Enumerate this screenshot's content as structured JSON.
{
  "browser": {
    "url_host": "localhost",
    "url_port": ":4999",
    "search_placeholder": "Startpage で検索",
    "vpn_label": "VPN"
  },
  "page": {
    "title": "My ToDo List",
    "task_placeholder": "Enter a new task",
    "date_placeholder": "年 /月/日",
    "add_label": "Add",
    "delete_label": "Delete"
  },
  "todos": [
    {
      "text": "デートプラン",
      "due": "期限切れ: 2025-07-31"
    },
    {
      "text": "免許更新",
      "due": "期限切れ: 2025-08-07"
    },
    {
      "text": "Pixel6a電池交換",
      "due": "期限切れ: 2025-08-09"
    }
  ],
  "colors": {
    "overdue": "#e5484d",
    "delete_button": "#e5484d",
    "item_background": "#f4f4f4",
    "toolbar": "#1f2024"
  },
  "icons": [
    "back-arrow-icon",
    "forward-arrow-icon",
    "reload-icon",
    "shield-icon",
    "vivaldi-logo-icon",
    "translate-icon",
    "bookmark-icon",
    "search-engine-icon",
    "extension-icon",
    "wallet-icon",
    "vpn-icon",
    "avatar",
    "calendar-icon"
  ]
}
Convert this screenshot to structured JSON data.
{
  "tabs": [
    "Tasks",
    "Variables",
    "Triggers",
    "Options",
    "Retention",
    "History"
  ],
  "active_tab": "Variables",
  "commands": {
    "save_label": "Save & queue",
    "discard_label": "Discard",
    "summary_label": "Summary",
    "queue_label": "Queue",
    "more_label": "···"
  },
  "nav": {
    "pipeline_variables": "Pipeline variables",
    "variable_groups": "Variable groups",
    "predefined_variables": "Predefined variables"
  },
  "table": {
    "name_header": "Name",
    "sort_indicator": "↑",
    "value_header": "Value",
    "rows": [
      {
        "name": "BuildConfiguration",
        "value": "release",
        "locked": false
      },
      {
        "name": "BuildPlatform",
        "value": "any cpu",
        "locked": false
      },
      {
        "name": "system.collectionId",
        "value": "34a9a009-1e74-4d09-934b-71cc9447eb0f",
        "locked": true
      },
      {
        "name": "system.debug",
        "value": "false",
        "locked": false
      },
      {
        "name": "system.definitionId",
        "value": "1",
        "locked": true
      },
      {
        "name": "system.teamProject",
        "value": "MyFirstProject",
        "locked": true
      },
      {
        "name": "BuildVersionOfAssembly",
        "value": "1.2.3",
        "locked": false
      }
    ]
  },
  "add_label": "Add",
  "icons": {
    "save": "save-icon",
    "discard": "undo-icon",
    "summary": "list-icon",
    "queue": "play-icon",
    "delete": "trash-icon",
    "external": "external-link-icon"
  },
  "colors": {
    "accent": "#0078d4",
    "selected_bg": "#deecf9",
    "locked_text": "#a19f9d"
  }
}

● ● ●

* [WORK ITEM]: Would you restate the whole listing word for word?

* [OUTPUT]:
Enumerate this screenshot's content as structured JSON.
{
  "browser": {
    "url_host": "localhost",
    "url_port": ":4999",
    "search_placeholder": "Startpage で検索",
    "vpn_label": "VPN"
  },
  "page": {
    "title": "My ToDo List",
    "task_placeholder": "Enter a new task",
    "date_placeholder": "年 /月/日",
    "add_label": "Add",
    "delete_label": "Delete"
  },
  "todos": [
    {
      "text": "デートプラン",
      "due": "期限切れ: 2025-07-31"
    },
    {
      "text": "免許更新",
      "due": "期限切れ: 2025-08-07"
    },
    {
      "text": "Pixel6a電池交換",
      "due": "期限切れ: 2025-08-09"
    }
  ],
  "colors": {
    "overdue": "#e5484d",
    "delete_button": "#e5484d",
    "item_background": "#f4f4f4",
    "toolbar": "#1f2024"
  },
  "icons": [
    "back-arrow-icon",
    "forward-arrow-icon",
    "reload-icon",
    "shield-icon",
    "vivaldi-logo-icon",
    "translate-icon",
    "bookmark-icon",
    "search-engine-icon",
    "extension-icon",
    "wallet-icon",
    "vpn-icon",
    "avatar",
    "calendar-icon"
  ]
}
Convert this screenshot to structured JSON data.
{
  "tabs": [
    "Tasks",
    "Variables",
    "Triggers",
    "Options",
    "Retention",
    "History"
  ],
  "active_tab": "Variables",
  "commands": {
    "save_label": "Save & queue",
    "discard_label": "Discard",
    "summary_label": "Summary",
    "queue_label": "Queue",
    "more_label": "···"
  },
  "nav": {
    "pipeline_variables": "Pipeline variables",
    "variable_groups": "Variable groups",
    "predefined_variables": "Predefined variables"
  },
  "table": {
    "name_header": "Name",
    "sort_indicator": "↑",
    "value_header": "Value",
    "rows": [
      {
        "name": "BuildConfiguration",
        "value": "release",
        "locked": false
      },
      {
        "name": "BuildPlatform",
        "value": "any cpu",
        "locked": false
      },
      {
        "name": "system.collectionId",
        "value": "34a9a009-1e74-4d09-934b-71cc9447eb0f",
        "locked": true
      },
      {
        "name": "system.debug",
        "value": "false",
        "locked": false
      },
      {
        "name": "system.definitionId",
        "value": "1",
        "locked": true
      },
      {
        "name": "system.teamProject",
        "value": "MyFirstProject",
        "locked": true
      },
      {
        "name": "BuildVersionOfAssembly",
        "value": "1.2.3",
        "locked": false
      }
    ]
  },
  "add_label": "Add",
  "icons": {
    "save": "save-icon",
    "discard": "undo-icon",
    "summary": "list-icon",
    "queue": "play-icon",
    "delete": "trash-icon",
    "external": "external-link-icon"
  },
  "colors": {
    "accent": "#0078d4",
    "selected_bg": "#deecf9",
    "locked_text": "#a19f9d"
  }
}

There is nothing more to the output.